[Records contained in a dataset]

────────────────────────────────────────

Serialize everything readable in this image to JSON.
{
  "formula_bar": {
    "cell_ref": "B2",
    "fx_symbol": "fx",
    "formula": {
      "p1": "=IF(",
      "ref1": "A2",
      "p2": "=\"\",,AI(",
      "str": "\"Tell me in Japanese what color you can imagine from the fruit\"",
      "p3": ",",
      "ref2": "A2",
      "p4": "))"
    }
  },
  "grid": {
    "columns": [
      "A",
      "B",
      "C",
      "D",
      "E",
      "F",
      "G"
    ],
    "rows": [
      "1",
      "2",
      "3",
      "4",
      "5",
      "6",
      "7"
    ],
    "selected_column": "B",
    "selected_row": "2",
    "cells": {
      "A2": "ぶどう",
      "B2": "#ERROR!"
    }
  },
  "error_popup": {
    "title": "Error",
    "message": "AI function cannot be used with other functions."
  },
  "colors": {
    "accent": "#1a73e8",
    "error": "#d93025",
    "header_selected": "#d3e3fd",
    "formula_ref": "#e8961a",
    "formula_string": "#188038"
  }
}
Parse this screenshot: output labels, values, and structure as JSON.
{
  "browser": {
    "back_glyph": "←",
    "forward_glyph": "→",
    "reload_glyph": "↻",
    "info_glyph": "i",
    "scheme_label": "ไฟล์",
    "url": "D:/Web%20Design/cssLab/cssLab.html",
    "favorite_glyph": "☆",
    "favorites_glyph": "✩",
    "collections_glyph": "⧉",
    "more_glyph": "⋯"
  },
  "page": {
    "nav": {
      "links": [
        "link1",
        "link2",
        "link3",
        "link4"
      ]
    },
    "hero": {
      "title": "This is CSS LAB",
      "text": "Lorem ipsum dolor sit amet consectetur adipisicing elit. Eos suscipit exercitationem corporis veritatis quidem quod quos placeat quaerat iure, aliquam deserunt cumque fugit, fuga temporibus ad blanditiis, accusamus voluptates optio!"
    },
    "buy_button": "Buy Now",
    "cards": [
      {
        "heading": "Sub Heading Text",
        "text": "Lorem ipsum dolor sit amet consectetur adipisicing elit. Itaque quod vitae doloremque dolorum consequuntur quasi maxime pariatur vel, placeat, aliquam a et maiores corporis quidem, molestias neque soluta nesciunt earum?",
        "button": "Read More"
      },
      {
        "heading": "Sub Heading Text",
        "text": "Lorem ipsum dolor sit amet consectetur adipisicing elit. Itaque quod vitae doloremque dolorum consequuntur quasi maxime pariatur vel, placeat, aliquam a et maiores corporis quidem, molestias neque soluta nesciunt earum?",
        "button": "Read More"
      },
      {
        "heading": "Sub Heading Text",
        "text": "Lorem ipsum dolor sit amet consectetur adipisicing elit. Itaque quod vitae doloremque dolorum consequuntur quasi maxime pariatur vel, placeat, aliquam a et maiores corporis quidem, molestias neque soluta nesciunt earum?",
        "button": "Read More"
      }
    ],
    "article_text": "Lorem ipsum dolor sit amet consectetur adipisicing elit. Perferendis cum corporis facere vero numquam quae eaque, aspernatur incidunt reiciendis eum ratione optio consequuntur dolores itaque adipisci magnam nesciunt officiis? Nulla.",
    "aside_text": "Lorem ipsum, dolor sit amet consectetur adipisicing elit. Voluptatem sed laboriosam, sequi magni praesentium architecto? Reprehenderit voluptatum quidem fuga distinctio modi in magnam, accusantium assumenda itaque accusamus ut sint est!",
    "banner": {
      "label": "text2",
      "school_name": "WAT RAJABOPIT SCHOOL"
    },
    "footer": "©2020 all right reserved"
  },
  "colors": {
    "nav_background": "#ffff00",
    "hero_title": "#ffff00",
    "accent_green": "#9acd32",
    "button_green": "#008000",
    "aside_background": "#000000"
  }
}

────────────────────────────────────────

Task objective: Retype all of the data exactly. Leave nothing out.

Exercise solution:
Serialize everything readable in this image to JSON.
{
  "formula_bar": {
    "cell_ref": "B2",
    "fx_symbol": "fx",
    "formula": {
      "p1": "=IF(",
      "ref1": "A2",
      "p2": "=\"\",,AI(",
      "str": "\"Tell me in Japanese what color you can imagine from the fruit\"",
      "p3": ",",
      "ref2": "A2",
      "p4": "))"
    }
  },
  "grid": {
    "columns": [
      "A",
      "B",
      "C",
      "D",
      "E",
      "F",
      "G"
    ],
    "rows": [
      "1",
      "2",
      "3",
      "4",
      "5",
      "6",
      "7"
    ],
    "selected_column": "B",
    "selected_row": "2",
    "cells": {
      "A2": "ぶどう",
      "B2": "#ERROR!"
    }
  },
  "error_popup": {
    "title": "Error",
    "message": "AI function cannot be used with other functions."
  },
  "colors": {
    "accent": "#1a73e8",
    "error": "#d93025",
    "header_selected": "#d3e3fd",
    "formula_ref": "#e8961a",
    "formula_string": "#188038"
  }
}
Parse this screenshot: output labels, values, and structure as JSON.
{
  "browser": {
    "back_glyph": "←",
    "forward_glyph": "→",
    "reload_glyph": "↻",
    "info_glyph": "i",
    "scheme_label": "ไฟล์",
    "url": "D:/Web%20Design/cssLab/cssLab.html",
    "favorite_glyph": "☆",
    "favorites_glyph": "✩",
    "collections_glyph": "⧉",
    "more_glyph": "⋯"
  },
  "page": {
    "nav": {
      "links": [
        "link1",
        "link2",
        "link3",
        "link4"
      ]
    },
    "hero": {
      "title": "This is CSS LAB",
      "text": "Lorem ipsum dolor sit amet consectetur adipisicing elit. Eos suscipit exercitationem corporis veritatis quidem quod quos placeat quaerat iure, aliquam deserunt cumque fugit, fuga temporibus ad blanditiis, accusamus voluptates optio!"
    },
    "buy_button": "Buy Now",
    "cards": [
      {
        "heading": "Sub Heading Text",
        "text": "Lorem ipsum dolor sit amet consectetur adipisicing elit. Itaque quod vitae doloremque dolorum consequuntur quasi maxime pariatur vel, placeat, aliquam a et maiores corporis quidem, molestias neque soluta nesciunt earum?",
        "button": "Read More"
      },
      {
        "heading": "Sub Heading Text",
        "text": "Lorem ipsum dolor sit amet consectetur adipisicing elit. Itaque quod vitae doloremque dolorum consequuntur quasi maxime pariatur vel, placeat, aliquam a et maiores corporis quidem, molestias neque soluta nesciunt earum?",
        "button": "Read More"
      },
      {
        "heading": "Sub Heading Text",
        "text": "Lorem ipsum dolor sit amet consectetur adipisicing elit. Itaque quod vitae doloremque dolorum consequuntur quasi maxime pariatur vel, placeat, aliquam a et maiores corporis quidem, molestias neque soluta nesciunt earum?",
        "button": "Read More"
      }
    ],
    "article_text": "Lorem ipsum dolor sit amet consectetur adipisicing elit. Perferendis cum corporis facere vero numquam quae eaque, aspernatur incidunt reiciendis eum ratione optio consequuntur dolores itaque adipisci magnam nesciunt officiis? Nulla.",
    "aside_text": "Lorem ipsum, dolor sit amet consectetur adipisicing elit. Voluptatem sed laboriosam, sequi magni praesentium architecto? Reprehenderit voluptatum quidem fuga distinctio modi in magnam, accusantium assumenda itaque accusamus ut sint est!",
    "banner": {
      "label": "text2",
      "school_name": "WAT RAJABOPIT SCHOOL"
    },
    "footer": "©2020 all right reserved"
  },
  "colors": {
    "nav_background": "#ffff00",
    "hero_title": "#ffff00",
    "accent_green": "#9acd32",
    "button_green": "#008000",
    "aside_background": "#000000"
  }
}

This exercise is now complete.